The regulation of the lac operon became further understood by using two copies of the operon sequences in one cell. Although E. coli are haploid organisms, scientists use a plasmid called the F-factor to bring an additional copy of gene sequences into the cell, while the other copy is on the genomic E. coli chromosome. This results in a partial diploid in E. coli.
The F-factor is extra-chromosomal DNA that is capable of being either a free plasmid or integrated into the host bacterial chromosome. This switching is accomplished by IS elements where unequal crossing over can recombine the F-factor and adjacent DNA sequences (genes) in and out of the host chromosome. Researchers have used this genetic tool to create partial diploids (merozygotes) that allow them to test the regulation with different combinations of different mutations in one cell. For example, the F-factor copy may have a lacIS mutation while the genomic copy might have an OC mutation. How would this cell respond to the presence/absence of lactose (or glucose)? This partial diploid can be used to determine that lacIS is dominant to lacI+, which in turn is dominant to lacI–. It can also be used to show the OC mutation only acts in cis- while the lacI mutation can act in trans- .
Consider the question posed above: A cell with a copy of the lac operon from an F-factor has the IS mutation, whereas the genomic copy has an OC mutation. How would this cell respond to the presence/absence of lactose (or glucose)?
The IS mutation encodes a form of the protein cannot bind allolactose and therefore continues to recognize the operator, even when lactose is present. However, the genomic copy of the operator OC is mutated to a sequence that is no longer recognized by the lac repressor. For this reason, the lacZYA genes in the genomic lac operon will be continuously expressed in this cell, because lacI repressor will not be able to bind this sequence.

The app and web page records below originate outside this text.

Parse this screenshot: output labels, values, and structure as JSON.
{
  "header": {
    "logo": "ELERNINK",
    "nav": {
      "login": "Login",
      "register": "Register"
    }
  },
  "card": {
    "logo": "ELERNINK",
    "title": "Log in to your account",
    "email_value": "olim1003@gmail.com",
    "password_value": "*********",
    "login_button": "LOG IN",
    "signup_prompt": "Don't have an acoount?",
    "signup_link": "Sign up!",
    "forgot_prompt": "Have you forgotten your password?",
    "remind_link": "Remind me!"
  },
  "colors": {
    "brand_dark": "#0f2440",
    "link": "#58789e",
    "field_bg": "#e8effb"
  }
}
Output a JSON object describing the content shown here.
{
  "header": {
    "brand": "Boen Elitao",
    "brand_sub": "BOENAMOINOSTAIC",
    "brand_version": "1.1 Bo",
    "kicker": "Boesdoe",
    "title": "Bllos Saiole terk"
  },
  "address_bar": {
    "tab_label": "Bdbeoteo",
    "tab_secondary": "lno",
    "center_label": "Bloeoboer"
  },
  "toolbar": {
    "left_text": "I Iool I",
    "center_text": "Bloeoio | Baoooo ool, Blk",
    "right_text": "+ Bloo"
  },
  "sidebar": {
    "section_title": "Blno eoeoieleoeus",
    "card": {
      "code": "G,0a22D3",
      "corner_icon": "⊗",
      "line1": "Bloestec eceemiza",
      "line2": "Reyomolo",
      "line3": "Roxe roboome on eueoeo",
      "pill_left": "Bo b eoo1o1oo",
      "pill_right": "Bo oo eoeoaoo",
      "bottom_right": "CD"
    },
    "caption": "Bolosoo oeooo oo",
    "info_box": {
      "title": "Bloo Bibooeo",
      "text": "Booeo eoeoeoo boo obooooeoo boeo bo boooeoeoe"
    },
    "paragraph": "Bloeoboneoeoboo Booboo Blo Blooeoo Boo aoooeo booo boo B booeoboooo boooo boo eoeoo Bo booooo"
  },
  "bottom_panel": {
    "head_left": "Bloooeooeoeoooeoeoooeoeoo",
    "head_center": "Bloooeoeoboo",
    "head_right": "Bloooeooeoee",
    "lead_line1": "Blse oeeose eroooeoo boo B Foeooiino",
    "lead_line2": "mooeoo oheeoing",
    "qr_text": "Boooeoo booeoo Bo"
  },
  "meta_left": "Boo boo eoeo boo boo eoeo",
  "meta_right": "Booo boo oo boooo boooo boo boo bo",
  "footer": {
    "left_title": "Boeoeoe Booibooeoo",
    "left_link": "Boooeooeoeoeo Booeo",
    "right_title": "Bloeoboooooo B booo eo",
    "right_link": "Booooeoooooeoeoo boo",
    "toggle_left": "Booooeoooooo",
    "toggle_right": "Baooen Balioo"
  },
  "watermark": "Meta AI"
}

Contributors and Attributions
Dr. Todd Nickle and Isabelle Barrette-Ng (Mount Royal University) The content on this page is licensed under CC SA 3.0 licensing guidelines.